Updated: Mar 16, 2021
We can hardly believe it’s our last “Let’s Get to Business” Newsletter of the year. Most of us aren’t overly sad about leaving some things behind in 2020, but we’re very grateful that we’re closing out the year with you!
Thank you for helping us serve 11 clients across 8 states, in various industries, diverse Consulting engagements, and stages of business and life, in our first 7.5 months.
We’re looking forward to starting out the year fresh in 2021 with some renewed focus and offerings based on listening to your needs during the year. 🥳🎉
As we round out 2020, we wanted to share some information on COVID-19 trends we found interesting and thought you would too:
To start, here is some information from the Bureau of Labor Statistics (BLS) on The impact of the coronavirus (COVID-19) pandemic on the Employment Situation:
According to BLS, “In November, 5.0 million workers were classified as employed with a job but not at work” and “Of the 5.0 million employed people not at work during the survey reference week in November 2020, 1.8 million people were included in the “own illness, injury, or medical problems” category. This was higher than the level in October, and almost twice as high as the average of 941,000 for November 2016–2019.” “Other than those who were themselves ill, under quarantine, or self-isolating due to health concerns, most people who did not work during the survey reference week due to efforts to contain the spread of the coronavirus should have been, and were, classified as “unemployed on temporary layoff.”
We continue to see the impacts in the workplace of COVID-19 in increased reported cases, reported exposure, reported illnesses of employees and their families, reported cases at schools, and school and daycare closings due to reported cases and exposure as well. Naturally, this then impacts working Parents’ ability to report to work at times. One might think that since many are working from home that this is not as huge of an issue, but it is. Even working Parents teleworking are experiencing pain points around this issue. It is quite plausible nowadays that the dog could eat the homework.
Speaking of Unemployment: Is there a difference between a Furlough and a Lay-off? 🤔
According to BLS, “Some people use the terms furlough and layoff interchangeably, and others find them to be distinct. The household survey does not have a formal measure or definition of furlough.”
We definitely believe that the two are separate. One is more finite and affords employees to maintain certain benefits, perks, and other employment components. According to Workest (powered by Zenefits, an HR software, payroll, and services provider supporting Small to Mid-sized Enterprises), here are some distinguishing factors of Furloughs vs Lay-offs:

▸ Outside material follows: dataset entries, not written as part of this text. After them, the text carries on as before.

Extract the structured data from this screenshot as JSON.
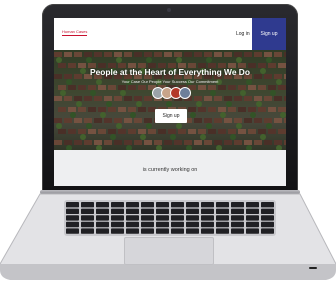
{
  "site": {
    "logo_text": "Human Cases",
    "nav": {
      "login": "Log in",
      "signup": "Sign up"
    },
    "hero": {
      "title": "People at the Heart of Everything We Do",
      "subtitle": "Your Case  Our People  Your Success  Our Commitment",
      "cta": "Sign up"
    },
    "band_text": "is currently working on"
  },
  "colors": {
    "brand_red": "#c8102e",
    "signup_blue": "#2f3a8f",
    "laptop_bezel": "#1c1c1e",
    "band_gray": "#eeeff1"
  }
}
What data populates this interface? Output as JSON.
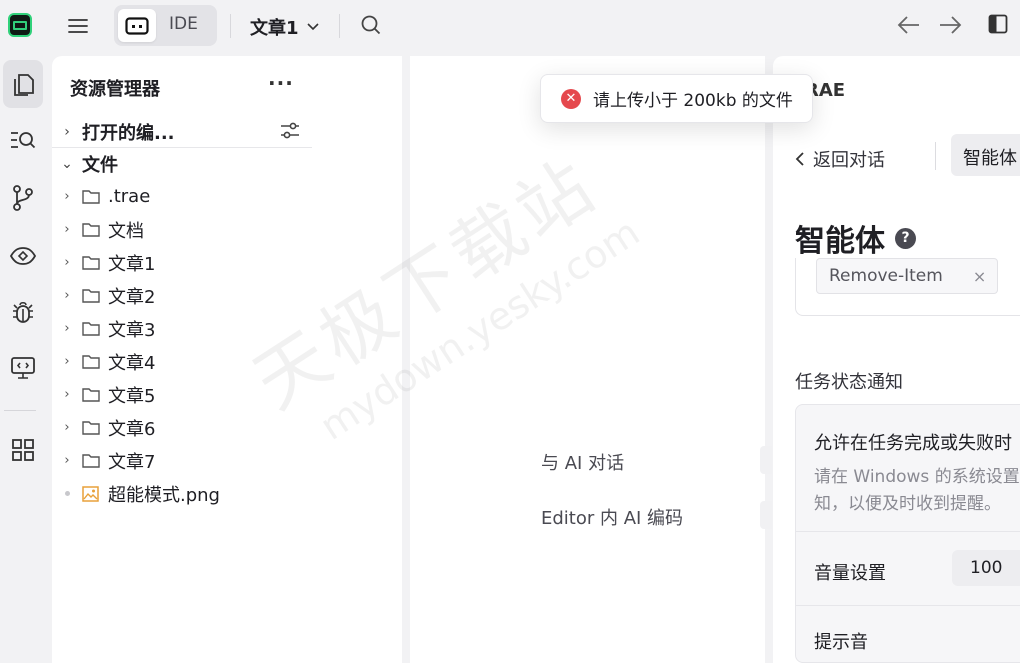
{
  "topbar": {
    "mode_ide_label": "IDE",
    "project_name": "文章1"
  },
  "explorer": {
    "title": "资源管理器",
    "more": "···",
    "open_editors_label": "打开的编...",
    "files_label": "文件",
    "items": [
      {
        "name": ".trae",
        "type": "folder"
      },
      {
        "name": "文档",
        "type": "folder"
      },
      {
        "name": "文章1",
        "type": "folder"
      },
      {
        "name": "文章2",
        "type": "folder"
      },
      {
        "name": "文章3",
        "type": "folder"
      },
      {
        "name": "文章4",
        "type": "folder"
      },
      {
        "name": "文章5",
        "type": "folder"
      },
      {
        "name": "文章6",
        "type": "folder"
      },
      {
        "name": "文章7",
        "type": "folder"
      },
      {
        "name": "超能模式.png",
        "type": "image"
      }
    ]
  },
  "editor": {
    "hint_chat": "与 AI 对话",
    "hint_code": "Editor 内 AI 编码"
  },
  "toast": {
    "message": "请上传小于 200kb 的文件"
  },
  "right_panel": {
    "brand_partial": "RAE",
    "back_label": "返回对话",
    "agent_chip": "智能体",
    "section_title": "智能体",
    "tag_label": "Remove-Item",
    "tag_close": "×",
    "notify_section": "任务状态通知",
    "allow_notify": "允许在任务完成或失败时",
    "notify_desc_1": "请在 Windows 的系统设置",
    "notify_desc_2": "知，以便及时收到提醒。",
    "volume_label": "音量设置",
    "volume_value": "100",
    "sound_label": "提示音"
  },
  "watermark": {
    "cn": "天极下载站",
    "en": "mydown.yesky.com"
  },
  "colors": {
    "accent_green": "#31d17a",
    "error_red": "#e5484d",
    "image_icon": "#e8a13a"
  },
  "icons": [
    "app-logo-icon",
    "menu-icon",
    "solo-mode-icon",
    "chevron-down-icon",
    "search-icon",
    "arrow-left-icon",
    "arrow-right-icon",
    "sidebar-layout-icon",
    "files-icon",
    "search-list-icon",
    "source-control-icon",
    "preview-eye-icon",
    "debug-bug-icon",
    "remote-monitor-icon",
    "extensions-grid-icon",
    "filter-sliders-icon",
    "folder-icon",
    "image-file-icon",
    "error-icon",
    "chevron-left-icon",
    "help-icon",
    "close-icon"
  ]
}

“A furlough reduces hours, days, or weeks employees may work and usually has a finite length.
As mentioned earlier, businesses can furlough employees for specified amounts of time and set the conditions of the furlough. They can require employees to use accumulated paid time off during the furlough, but generally (for cost-saving measures) they notify employees the furlough will consist of unpaid time.”
“In general, Furloughed staffers are still technically employees: They retain their employment rights and generally their benefits. Laid off workers are no longer employees, and lose their benefits and protections.”
“A layoff can be temporary or permanent, with employees frequently uncertain whether or not they will be returning to work. The construction industry, for example, often lays off workers in the winter due to weather conditions with the hopes, but not guarantee, of rehire in the spring.”
“Because there is the potential these employees will not be rehired, workers who are laid off are required to be paid any accumulated paid time off they have earned in their final paycheck. While there are no federal requirements to pay accumulated time off, almost every state mandates employers give these employees any time they’ve earned in a lump sum in their last paycheck.”
We’re grateful for all of the frontline workers who work tirelessly and expose themselves to risk daily on our behalves to keep the rest of us safe. Please thank your friendly Essential Workers next time you see them!
Here are some statistics on a few of those occupations from collected survey data in households in 2019 and 2020 from BLS:
· 12,609 women over 20 years of age worked in Healthcare Support occupations compared to 9,396 men over 20 years of age in the occupation.
· 26,915 workers supporting us in Service Occupations in November 2019, compared to 23,822 in November, 2020. According to BLS, these occupations are comprised of the following categories:
o Healthcare Support
o Protective Service
o Food Preparation and Serving
o Building and Grounds Cleaning and Maintenance
o Personal Care and Service
· 18,679 workers supporting us in Production, Transportation, and Material Moving Occupations in November 2019, compared to18,685 in November, 2020. According to BLS, these occupations are comprised of the following categories:
o Production Occupations
o Transportation and Material Moving Occupations
And some of us work remotely……Click here to see November, 2020 data on the number of teleworkers reported on in the survey.
We’ll see you next month on a new cadence. In 2021, we’ll be releasing on the third Monday of each month.
That being said, see you in a few weeks. 2021 is just around the corner. Happy New Year!